If an employee has completed at least seven years but less then 10 years continuous service and ceases employment, under certain circumstances he/she may be entitled to a pro rata LSL allowance. Such an allowance can only be approved by the Secretary.
What is the maximum number of days that I can accumulate?
Employees are not entitled to be credited with a period of LSL in excess of 100 days unless permitted to do so by the Premier.
If an employee feels that exceptional circumstances exist such that they should be credited with a period of LSL in excess of 100 days they must make an application in writing through the Secretary to the Premier.
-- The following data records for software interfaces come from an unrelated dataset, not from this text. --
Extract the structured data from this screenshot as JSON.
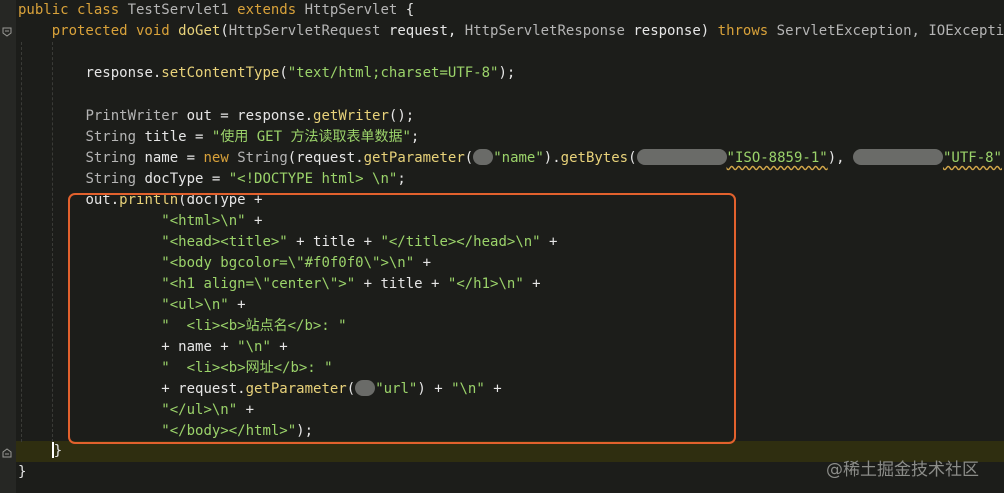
{
  "editor": {
    "watermark": "@稀土掘金技术社区",
    "lines": [
      {
        "id": "l1",
        "indent": "",
        "tokens": [
          [
            "kw",
            "public class "
          ],
          [
            "cls",
            "TestServlet1 "
          ],
          [
            "kw",
            "extends "
          ],
          [
            "cls",
            "HttpServlet "
          ],
          [
            "var",
            "{"
          ]
        ]
      },
      {
        "id": "l2",
        "indent": "    ",
        "tokens": [
          [
            "kw",
            "protected void "
          ],
          [
            "meth",
            "doGet"
          ],
          [
            "var",
            "("
          ],
          [
            "cls",
            "HttpServletRequest "
          ],
          [
            "var",
            "request, "
          ],
          [
            "cls",
            "HttpServletResponse "
          ],
          [
            "var",
            "response) "
          ],
          [
            "kw",
            "throws "
          ],
          [
            "cls",
            "ServletException, IOException "
          ],
          [
            "var",
            "{"
          ]
        ]
      },
      {
        "id": "l3",
        "indent": "",
        "tokens": []
      },
      {
        "id": "l4",
        "indent": "        ",
        "tokens": [
          [
            "var",
            "response."
          ],
          [
            "meth",
            "setContentType"
          ],
          [
            "var",
            "("
          ],
          [
            "str",
            "\"text/html;charset=UTF-8\""
          ],
          [
            "var",
            ");"
          ]
        ]
      },
      {
        "id": "l5",
        "indent": "",
        "tokens": []
      },
      {
        "id": "l6",
        "indent": "        ",
        "tokens": [
          [
            "cls",
            "PrintWriter "
          ],
          [
            "var",
            "out = response."
          ],
          [
            "meth",
            "getWriter"
          ],
          [
            "var",
            "();"
          ]
        ]
      },
      {
        "id": "l7",
        "indent": "        ",
        "tokens": [
          [
            "cls",
            "String "
          ],
          [
            "var",
            "title = "
          ],
          [
            "str",
            "\"使用 GET 方法读取表单数据\""
          ],
          [
            "var",
            ";"
          ]
        ]
      },
      {
        "id": "l8",
        "indent": "        ",
        "tokens": [
          [
            "cls",
            "String "
          ],
          [
            "var",
            "name = "
          ],
          [
            "kw",
            "new "
          ],
          [
            "cls",
            "String"
          ],
          [
            "var",
            "(request."
          ],
          [
            "meth",
            "getParameter"
          ],
          [
            "var",
            "("
          ],
          [
            "blur",
            "small"
          ],
          [
            "str",
            "\"name\""
          ],
          [
            "var",
            ")."
          ],
          [
            "meth",
            "getBytes"
          ],
          [
            "var",
            "("
          ],
          [
            "blur",
            "wide1"
          ],
          [
            "strsq",
            "\"ISO-8859-1\""
          ],
          [
            "var",
            "), "
          ],
          [
            "blur",
            "wide2"
          ],
          [
            "strsq",
            "\"UTF-8\""
          ],
          [
            "var",
            ");"
          ]
        ]
      },
      {
        "id": "l9",
        "indent": "        ",
        "tokens": [
          [
            "cls",
            "String "
          ],
          [
            "var",
            "docType = "
          ],
          [
            "str",
            "\"<!DOCTYPE html> \\n\""
          ],
          [
            "var",
            ";"
          ]
        ]
      },
      {
        "id": "l10",
        "indent": "        ",
        "tokens": [
          [
            "var",
            "out."
          ],
          [
            "meth",
            "println"
          ],
          [
            "var",
            "(docType +"
          ]
        ]
      },
      {
        "id": "l11",
        "indent": "                 ",
        "tokens": [
          [
            "str",
            "\"<html>\\n\""
          ],
          [
            "var",
            " +"
          ]
        ]
      },
      {
        "id": "l12",
        "indent": "                 ",
        "tokens": [
          [
            "str",
            "\"<head><title>\""
          ],
          [
            "var",
            " + title + "
          ],
          [
            "str",
            "\"</title></head>\\n\""
          ],
          [
            "var",
            " +"
          ]
        ]
      },
      {
        "id": "l13",
        "indent": "                 ",
        "tokens": [
          [
            "str",
            "\"<body bgcolor=\\\"#f0f0f0\\\">\\n\""
          ],
          [
            "var",
            " +"
          ]
        ]
      },
      {
        "id": "l14",
        "indent": "                 ",
        "tokens": [
          [
            "str",
            "\"<h1 align=\\\"center\\\">\""
          ],
          [
            "var",
            " + title + "
          ],
          [
            "str",
            "\"</h1>\\n\""
          ],
          [
            "var",
            " +"
          ]
        ]
      },
      {
        "id": "l15",
        "indent": "                 ",
        "tokens": [
          [
            "str",
            "\"<ul>\\n\""
          ],
          [
            "var",
            " +"
          ]
        ]
      },
      {
        "id": "l16",
        "indent": "                 ",
        "tokens": [
          [
            "str",
            "\"  <li><b>站点名</b>: \""
          ]
        ]
      },
      {
        "id": "l17",
        "indent": "                 ",
        "tokens": [
          [
            "var",
            "+ name + "
          ],
          [
            "str",
            "\"\\n\""
          ],
          [
            "var",
            " +"
          ]
        ]
      },
      {
        "id": "l18",
        "indent": "                 ",
        "tokens": [
          [
            "str",
            "\"  <li><b>网址</b>: \""
          ]
        ]
      },
      {
        "id": "l19",
        "indent": "                 ",
        "tokens": [
          [
            "var",
            "+ request."
          ],
          [
            "meth",
            "getParameter"
          ],
          [
            "var",
            "("
          ],
          [
            "blur",
            "small"
          ],
          [
            "str",
            "\"url\""
          ],
          [
            "var",
            ") + "
          ],
          [
            "str",
            "\"\\n\""
          ],
          [
            "var",
            " +"
          ]
        ]
      },
      {
        "id": "l20",
        "indent": "                 ",
        "tokens": [
          [
            "str",
            "\"</ul>\\n\""
          ],
          [
            "var",
            " +"
          ]
        ]
      },
      {
        "id": "l21",
        "indent": "                 ",
        "tokens": [
          [
            "str",
            "\"</body></html>\""
          ],
          [
            "var",
            ");"
          ]
        ]
      },
      {
        "id": "l22",
        "indent": "    ",
        "tokens": [
          [
            "caret",
            ""
          ]
        ]
      },
      {
        "id": "l23",
        "indent": "",
        "tokens": [
          [
            "var",
            "}"
          ]
        ]
      }
    ]
  }
}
Permission would normally only be granted when the:
Can I transfer my long service leave from one jurisdiction to another?
Some Government employers in Australia recognise continuity of service when moving from one jurisdiction to another. This means you may not have to wait 10 years before beginning to accrue long service leave in the new jurisdiction. Check with Human Resources to see whether this could apply to you.
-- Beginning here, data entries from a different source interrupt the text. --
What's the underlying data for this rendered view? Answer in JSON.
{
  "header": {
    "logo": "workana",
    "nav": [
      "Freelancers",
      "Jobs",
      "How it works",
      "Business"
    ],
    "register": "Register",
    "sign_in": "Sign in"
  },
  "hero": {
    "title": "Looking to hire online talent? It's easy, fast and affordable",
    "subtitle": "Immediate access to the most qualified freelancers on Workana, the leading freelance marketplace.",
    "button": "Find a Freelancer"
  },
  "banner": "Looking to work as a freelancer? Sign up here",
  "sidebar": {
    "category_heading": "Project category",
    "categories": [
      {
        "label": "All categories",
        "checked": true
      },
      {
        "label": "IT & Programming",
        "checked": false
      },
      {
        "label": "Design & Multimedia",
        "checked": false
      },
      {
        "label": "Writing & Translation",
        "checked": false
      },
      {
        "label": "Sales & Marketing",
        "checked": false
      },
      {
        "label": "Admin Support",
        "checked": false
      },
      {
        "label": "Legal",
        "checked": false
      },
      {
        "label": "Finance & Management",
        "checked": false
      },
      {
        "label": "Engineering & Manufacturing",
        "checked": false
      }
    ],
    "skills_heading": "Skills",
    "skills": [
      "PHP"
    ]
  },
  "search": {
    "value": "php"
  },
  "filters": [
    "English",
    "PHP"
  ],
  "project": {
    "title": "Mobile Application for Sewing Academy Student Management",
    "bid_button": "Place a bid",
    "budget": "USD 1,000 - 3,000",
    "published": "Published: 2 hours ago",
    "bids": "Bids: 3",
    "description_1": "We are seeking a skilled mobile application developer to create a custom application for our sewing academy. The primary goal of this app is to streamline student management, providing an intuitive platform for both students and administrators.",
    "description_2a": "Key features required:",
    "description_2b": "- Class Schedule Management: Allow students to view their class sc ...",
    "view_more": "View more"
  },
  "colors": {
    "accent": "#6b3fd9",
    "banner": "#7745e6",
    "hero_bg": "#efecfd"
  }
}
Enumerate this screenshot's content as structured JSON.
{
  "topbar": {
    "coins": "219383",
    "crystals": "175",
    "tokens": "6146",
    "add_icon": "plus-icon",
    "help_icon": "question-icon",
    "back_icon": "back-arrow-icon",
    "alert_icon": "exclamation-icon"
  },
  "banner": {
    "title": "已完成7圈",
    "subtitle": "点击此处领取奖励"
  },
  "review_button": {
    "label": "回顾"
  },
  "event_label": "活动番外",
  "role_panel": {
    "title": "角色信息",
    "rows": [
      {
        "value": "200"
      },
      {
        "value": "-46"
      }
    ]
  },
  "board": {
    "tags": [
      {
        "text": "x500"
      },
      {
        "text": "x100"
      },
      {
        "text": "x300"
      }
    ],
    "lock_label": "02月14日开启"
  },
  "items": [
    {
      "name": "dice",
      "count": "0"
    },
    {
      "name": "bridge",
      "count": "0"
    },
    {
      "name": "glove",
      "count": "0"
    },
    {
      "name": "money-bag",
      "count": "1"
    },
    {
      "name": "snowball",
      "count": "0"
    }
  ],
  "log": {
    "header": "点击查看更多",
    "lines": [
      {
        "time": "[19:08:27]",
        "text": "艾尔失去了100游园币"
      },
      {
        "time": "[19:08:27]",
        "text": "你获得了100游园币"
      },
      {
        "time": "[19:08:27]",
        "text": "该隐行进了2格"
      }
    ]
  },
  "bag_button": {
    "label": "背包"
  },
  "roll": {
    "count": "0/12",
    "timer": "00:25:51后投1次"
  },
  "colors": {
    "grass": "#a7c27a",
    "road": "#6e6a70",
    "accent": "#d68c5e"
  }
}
How much annual leave am I entitled to?
State Service employees are entitled to 20 working days recreation leave on full pay for each completed year of employment. The leave year starts on 1 October, however your leave entitlements will be pro rata, based on the proportion of the leave year you have been employed.
Part time employees accrue recreation leave on a pro rata basis according to the hours they work during a year.
Do I have to take it all at once?
You may split up your annual leave into several periods, depending on the operational requirements of your work area.
What are compulsory leave days?
The closure of Government offices over the Christmas/New Year break results in compulsory recreation leave days (usually three) which are deducted from any balance that has accrued. Employees required to work the Christmas/New Year break are not deducted leave for days actually worked.
What if I get sick on annual leave?
If you become ill while taking annual leave, you can apply to deduct those days from your sick leave and have the days concerned re-credited to your annual leave. You will however need to provide a medical certificate.
What is special leave?
Special leave covers leave in relation to special circumstances, such as the serious illness of a near relative, participation in a national or international sporting or cultural event, pressing needs of the employee or emergency service activities.
Special leave may be granted for the following reasons:
How much special leave am I entitled to?
If you are granted special leave, in each leave year, it cannot exceed three days if you were employed after 1 July 1990, and not exceed 5 days if you were employed prior to 1 July 1990.
What doesn't special leave include?
Special leave is not granted in the following circumstances:
Do I need to provide any documentation for sporting or cultural events?
Sporting and cultural leave are discretionary forms of leave and are not granted automatically. The Secretary may grant an employee leave with pay to participate in a recognised sporting or cultural event at national or international level as:
Eligible employees may be granted sporting and cultural leave on the following conditions:
Where the event will extend beyond the leave available under these provisions, a separate application for recreation leave, long service leave or leave without pay should be submitted for consideration. Employees not granted sporting or cultural leave may be eligible for leave without pay.
What is SSALS?
SSALS stands for the State Service Accumulated Leave Scheme. It allows you to bank a proportion of your regular salary, and then take paid leave on the same proportionate salary for an agreed period of time. For example, you could work for three years on ¾ pay, then take the fourth year off on the same ¾ rate of pay. This scheme provides a flexible working option for all employees, allowing you, for example, to take a holiday, study or spend more time with your family while still receiving a wage.
State Service Management Office
Phone: 03 6232 7040